In Part Three Kensaku visits Kyoto, Japan's ancient capital, and decides to make the place his home. He sees a young lady there while out for a walk, and takes a fancy to her. A friend helps him find out who she is, and an aristocratic friend of their family agrees to act as a go-between. Kensaku and Naoko marry, and the first year of their marriage is blissful, but when Naoko gives birth to a baby boy, he dies in his infancy from erysipelas. Oei decides to go overseas to Tianjin, China, to help her cousin with her geisha/restaurant business.
In Part Four, Naoko and Kensaku mourn their dead baby. Kensaku travels to Korea to rescue Oei, who has had a falling out with her cousin, has been robbed, and then has almost been raped by a Japanese police officer who she had been staying with in occupied Korea.

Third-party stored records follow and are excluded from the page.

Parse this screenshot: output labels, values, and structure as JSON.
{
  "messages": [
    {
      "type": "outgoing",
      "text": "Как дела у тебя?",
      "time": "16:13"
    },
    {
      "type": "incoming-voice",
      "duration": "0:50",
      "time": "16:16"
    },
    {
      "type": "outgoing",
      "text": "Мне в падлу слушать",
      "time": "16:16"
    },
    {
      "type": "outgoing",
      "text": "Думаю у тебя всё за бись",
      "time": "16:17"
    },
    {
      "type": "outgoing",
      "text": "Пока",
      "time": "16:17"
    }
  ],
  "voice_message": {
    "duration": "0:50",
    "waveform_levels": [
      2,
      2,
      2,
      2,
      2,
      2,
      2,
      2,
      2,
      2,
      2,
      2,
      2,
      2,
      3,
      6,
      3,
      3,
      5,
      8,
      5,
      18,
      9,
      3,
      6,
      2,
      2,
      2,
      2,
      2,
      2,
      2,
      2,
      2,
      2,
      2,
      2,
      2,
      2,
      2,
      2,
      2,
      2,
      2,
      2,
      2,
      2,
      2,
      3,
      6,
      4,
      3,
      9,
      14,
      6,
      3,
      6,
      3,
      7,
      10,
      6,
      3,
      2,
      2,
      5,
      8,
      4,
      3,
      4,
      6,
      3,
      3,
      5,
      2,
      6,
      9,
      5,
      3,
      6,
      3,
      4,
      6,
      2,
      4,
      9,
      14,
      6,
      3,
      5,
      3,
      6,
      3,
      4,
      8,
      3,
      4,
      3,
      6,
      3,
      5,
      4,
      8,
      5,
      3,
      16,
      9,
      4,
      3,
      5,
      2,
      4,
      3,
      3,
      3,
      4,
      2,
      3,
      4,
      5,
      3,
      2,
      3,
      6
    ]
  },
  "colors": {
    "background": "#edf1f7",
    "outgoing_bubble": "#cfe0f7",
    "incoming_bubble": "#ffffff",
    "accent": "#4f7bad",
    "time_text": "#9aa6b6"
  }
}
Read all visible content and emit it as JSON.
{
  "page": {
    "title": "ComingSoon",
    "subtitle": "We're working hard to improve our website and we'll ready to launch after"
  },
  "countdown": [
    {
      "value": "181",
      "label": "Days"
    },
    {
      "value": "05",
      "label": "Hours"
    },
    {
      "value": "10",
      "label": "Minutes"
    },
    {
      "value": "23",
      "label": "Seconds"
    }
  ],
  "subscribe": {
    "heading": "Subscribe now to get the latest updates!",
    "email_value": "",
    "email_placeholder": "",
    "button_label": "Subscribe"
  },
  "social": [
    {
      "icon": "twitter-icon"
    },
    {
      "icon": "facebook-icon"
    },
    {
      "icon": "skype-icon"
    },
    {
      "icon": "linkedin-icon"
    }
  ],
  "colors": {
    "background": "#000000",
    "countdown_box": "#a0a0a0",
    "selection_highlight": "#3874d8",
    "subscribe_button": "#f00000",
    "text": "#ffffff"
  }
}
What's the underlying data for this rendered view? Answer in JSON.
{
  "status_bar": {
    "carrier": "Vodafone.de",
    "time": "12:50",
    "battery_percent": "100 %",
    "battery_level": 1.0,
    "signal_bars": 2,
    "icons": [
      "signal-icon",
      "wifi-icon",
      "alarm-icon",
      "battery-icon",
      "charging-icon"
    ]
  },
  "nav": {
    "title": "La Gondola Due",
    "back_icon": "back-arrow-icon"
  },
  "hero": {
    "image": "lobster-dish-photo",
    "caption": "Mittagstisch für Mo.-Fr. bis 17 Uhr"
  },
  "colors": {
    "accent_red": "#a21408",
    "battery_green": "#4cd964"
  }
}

While Kensaku is gone, Naoko's cousin comes for a visit. After an all night card party with his friends, he rapes Naoko. Kensaku senses something is wrong when he returns, and Naoko confesses. Kensaku is upset, and while outwardly forgiving Naoko, their relationship becomes strained and he is seething with resentment. Naoko gives birth to a baby girl. Oei now lives with the couple and their housekeeper. Kensaku acts out on his repressed anger against Naoko in increasingly violent ways, until he finally pushes her from a moving train when he loses his temper after she insists on boarding after he tells her it is not safe to do so. Naoko is only slightly injured, but is deeply hurt by Kensaku's behavior. Kensaku decides to go on a pilgrimage to a remote Buddhist temple on Mount Daisen, after realizing his temper has caused an estrangement between him and his wife. He finds peace during his time on the mountain, taking long walks and observing nature, despite the decidedly secular routine of the "temple". He decides to join a night hike up the mountain, but suffering from food poisoning, he drops out and the other hikers continue. He spends the night alone on the mountainside, and feels an exalted sense of oneness with nature and the universe. Seriously ill when he returns the next day, a doctor is called, and then a telegram is sent to Naoko, who comes immediately. The novel ends unresolved - Naoko realizes that she would not be terribly sad if Kensaku dies, but on the other hand she feels she is bound to him forever.1921, Japan, ? (ISBN NA), Pub date ? ? 1921, hardback (First edition, Japanese)
1990, UK, Fontana Press (ISBN 0-00-617790-5), Pub date ? May 1990, paperback (Eng. trans.)
1993, Europe, Kodansha Europe (ISBN 0-87011-362-3), Pub date 1 December 1993, paperback
1994, Europe, Kodansha Europe (ISBN 4-7700-0691-8), Pub date ? March 1994, paperback